When asked to describe their previous experience, 10 percent of the participants said, “I was a divisional CFO or No. 2 finance executive in a PE-backed company,” while 20 percent had the same status at a public company. Another 35 percent had been a CFO of a public or private company. And only 34 percent had been CFO of a PE-backed company. So just a third of the CFOs in the Caldwell survey had previously held a PE CFO role.
Among companies with less than $25 million in revenue, only 15 percent of the CFOs had prior experience as CFO of a PE-backed company, while 56 percent of the companies with greater than $500 million revenue hired a CFO with prior experience in a PE CFO role. In the three other revenue categories, the companies hired a CFO with prior PE CFO experience 40 percent of the time, or less. These findings would seem to indicate that hiring a CFO with prior PE CFO experience is a “nice to have,” but not a must-have credential for all companies, said the firm.
Caldwell also asked the CFOs: “What were the key factors in your hiring?” and asked them to check all relevant factors. Among the total population of participants, the No. 1 factor was industry experience, and the second factor was PE experience. Tied for third were a previous successful exit and a prior role as a stand-alone PE CFO.
Looking at the responses by company revenue size, private equity experience was the first or second response in all revenue categories. Likewise, industry experience was first or second in the four lower revenue categories. Among companies with greater than $500 million revenue, however, private equity experience was the top response, selected by 64 percent of the respondents, while a previous successful exit and experience as a stand-alone PE CFO were each chosen by 48 percent of respondents. Only in this largest revenue category did industry experience drop to the fourth answer, tied with public reporting experience. These responses would seem to reflect that among the largest companies, investors are more likely to be anticipating and hiring for an exit via a public offering.
By comparison, among companies with less than $25 million in revenue, public reporting experience was cited as a hiring factor only eight percent of the time, while a previous successful exit was cited by 17 percent of respondents. Across all revenue categories, the CFO had Big Four experience a quarter of the time, or less.
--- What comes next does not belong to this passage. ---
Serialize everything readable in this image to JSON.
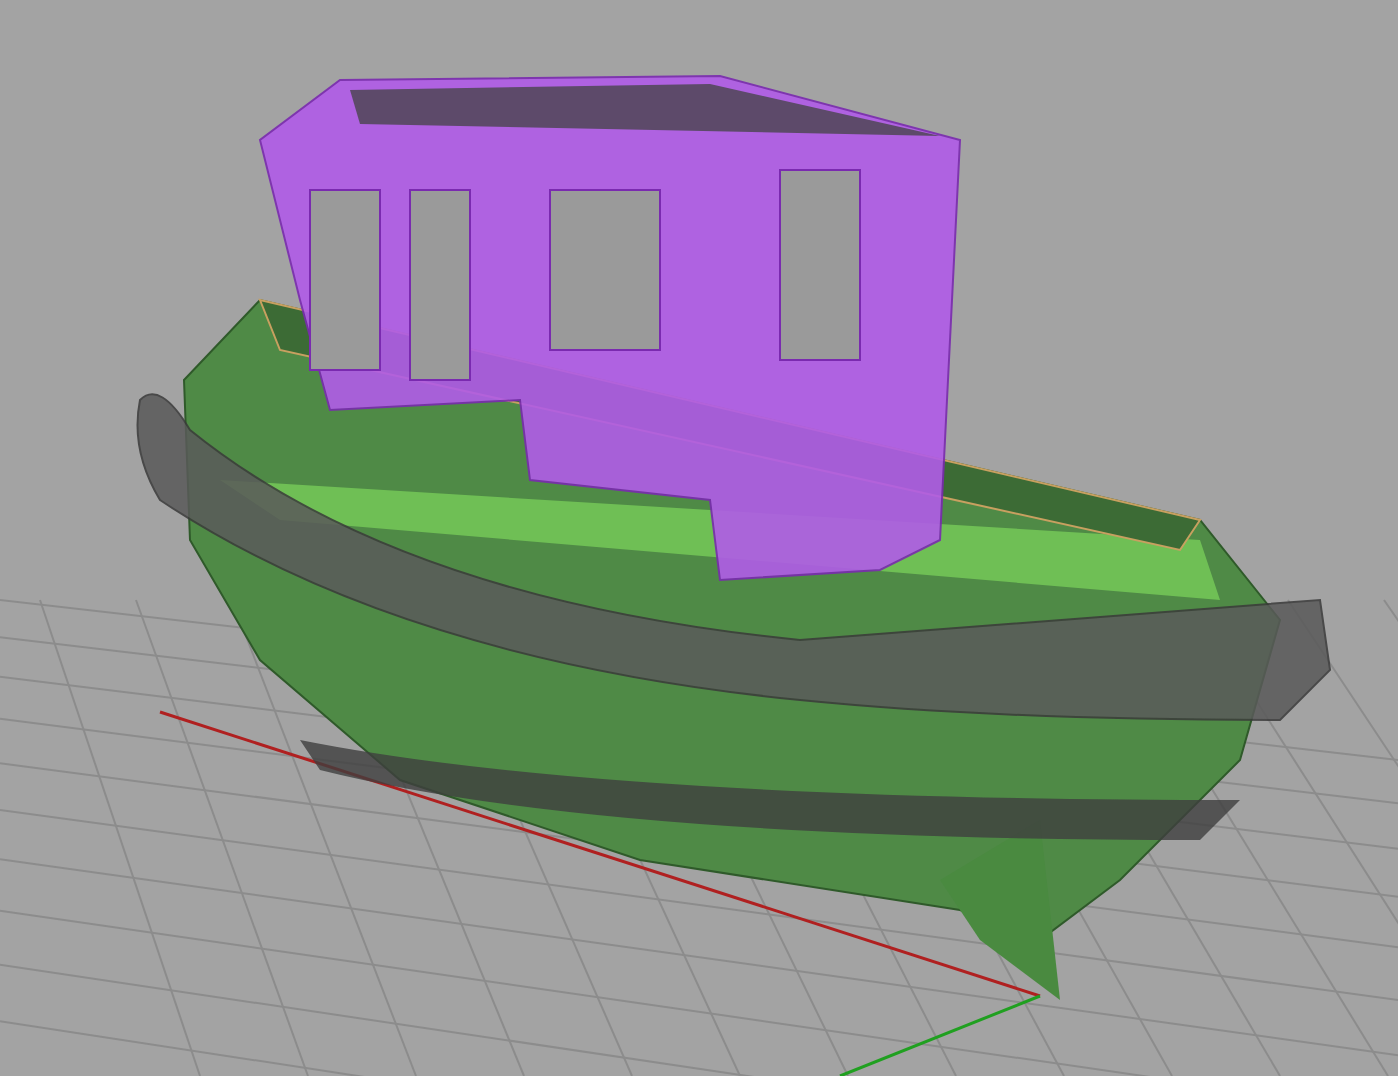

Contributed by Scott A. Scanlon, Editor-in-Chief; Dale M. Zupsansky, Managing Editor; and Stephen Sawicki, Managing Editor – Hunt Scanlon Media